What needs to be done - Exact copies of the lines from the line containing "Convert this screenshot" through the last line of the entries below are the whole answer.

(Stored entries)
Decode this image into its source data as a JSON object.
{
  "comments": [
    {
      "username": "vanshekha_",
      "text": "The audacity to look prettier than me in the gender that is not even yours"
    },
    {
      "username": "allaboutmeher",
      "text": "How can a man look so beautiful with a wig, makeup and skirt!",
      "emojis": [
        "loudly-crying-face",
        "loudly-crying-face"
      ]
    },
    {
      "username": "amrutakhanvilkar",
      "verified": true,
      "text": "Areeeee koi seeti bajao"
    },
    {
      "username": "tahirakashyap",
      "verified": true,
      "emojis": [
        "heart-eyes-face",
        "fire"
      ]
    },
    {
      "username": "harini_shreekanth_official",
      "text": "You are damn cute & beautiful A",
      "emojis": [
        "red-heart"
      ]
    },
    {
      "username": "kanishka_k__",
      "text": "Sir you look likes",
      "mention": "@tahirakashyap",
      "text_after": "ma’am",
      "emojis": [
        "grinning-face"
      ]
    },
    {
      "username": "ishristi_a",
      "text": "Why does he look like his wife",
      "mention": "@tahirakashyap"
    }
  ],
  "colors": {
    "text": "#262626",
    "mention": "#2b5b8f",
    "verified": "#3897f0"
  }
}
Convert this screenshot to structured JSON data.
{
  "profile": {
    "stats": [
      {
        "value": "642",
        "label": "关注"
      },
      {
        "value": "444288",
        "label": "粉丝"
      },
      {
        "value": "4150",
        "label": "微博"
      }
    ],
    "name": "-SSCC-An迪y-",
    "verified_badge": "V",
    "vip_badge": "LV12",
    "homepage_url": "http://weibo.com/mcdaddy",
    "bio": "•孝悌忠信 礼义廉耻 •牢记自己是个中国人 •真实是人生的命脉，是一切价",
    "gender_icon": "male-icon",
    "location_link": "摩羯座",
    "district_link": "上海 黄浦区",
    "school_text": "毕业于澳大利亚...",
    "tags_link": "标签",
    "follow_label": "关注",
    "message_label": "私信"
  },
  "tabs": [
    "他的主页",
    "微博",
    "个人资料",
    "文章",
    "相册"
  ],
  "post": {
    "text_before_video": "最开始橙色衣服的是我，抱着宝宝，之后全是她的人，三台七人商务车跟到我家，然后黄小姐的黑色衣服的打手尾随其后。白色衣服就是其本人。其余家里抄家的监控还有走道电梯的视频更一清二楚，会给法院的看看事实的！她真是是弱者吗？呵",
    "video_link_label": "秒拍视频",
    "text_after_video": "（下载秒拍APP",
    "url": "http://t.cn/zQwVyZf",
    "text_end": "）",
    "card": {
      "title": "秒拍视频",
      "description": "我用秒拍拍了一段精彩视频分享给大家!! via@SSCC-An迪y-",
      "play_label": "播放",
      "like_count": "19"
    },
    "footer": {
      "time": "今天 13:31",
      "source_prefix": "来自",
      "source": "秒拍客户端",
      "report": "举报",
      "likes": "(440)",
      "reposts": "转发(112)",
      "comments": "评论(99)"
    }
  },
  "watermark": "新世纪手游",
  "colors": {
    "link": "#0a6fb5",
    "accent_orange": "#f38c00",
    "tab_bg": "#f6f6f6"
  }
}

Completed exercise -
Convert this screenshot to structured JSON data.
{
  "profile": {
    "stats": [
      {
        "value": "642",
        "label": "关注"
      },
      {
        "value": "444288",
        "label": "粉丝"
      },
      {
        "value": "4150",
        "label": "微博"
      }
    ],
    "name": "-SSCC-An迪y-",
    "verified_badge": "V",
    "vip_badge": "LV12",
    "homepage_url": "http://weibo.com/mcdaddy",
    "bio": "•孝悌忠信 礼义廉耻 •牢记自己是个中国人 •真实是人生的命脉，是一切价",
    "gender_icon": "male-icon",
    "location_link": "摩羯座",
    "district_link": "上海 黄浦区",
    "school_text": "毕业于澳大利亚...",
    "tags_link": "标签",
    "follow_label": "关注",
    "message_label": "私信"
  },
  "tabs": [
    "他的主页",
    "微博",
    "个人资料",
    "文章",
    "相册"
  ],
  "post": {
    "text_before_video": "最开始橙色衣服的是我，抱着宝宝，之后全是她的人，三台七人商务车跟到我家，然后黄小姐的黑色衣服的打手尾随其后。白色衣服就是其本人。其余家里抄家的监控还有走道电梯的视频更一清二楚，会给法院的看看事实的！她真是是弱者吗？呵",
    "video_link_label": "秒拍视频",
    "text_after_video": "（下载秒拍APP",
    "url": "http://t.cn/zQwVyZf",
    "text_end": "）",
    "card": {
      "title": "秒拍视频",
      "description": "我用秒拍拍了一段精彩视频分享给大家!! via@SSCC-An迪y-",
      "play_label": "播放",
      "like_count": "19"
    },
    "footer": {
      "time": "今天 13:31",
      "source_prefix": "来自",
      "source": "秒拍客户端",
      "report": "举报",
      "likes": "(440)",
      "reposts": "转发(112)",
      "comments": "评论(99)"
    }
  },
  "watermark": "新世纪手游",
  "colors": {
    "link": "#0a6fb5",
    "accent_orange": "#f38c00",
    "tab_bg": "#f6f6f6"
  }
}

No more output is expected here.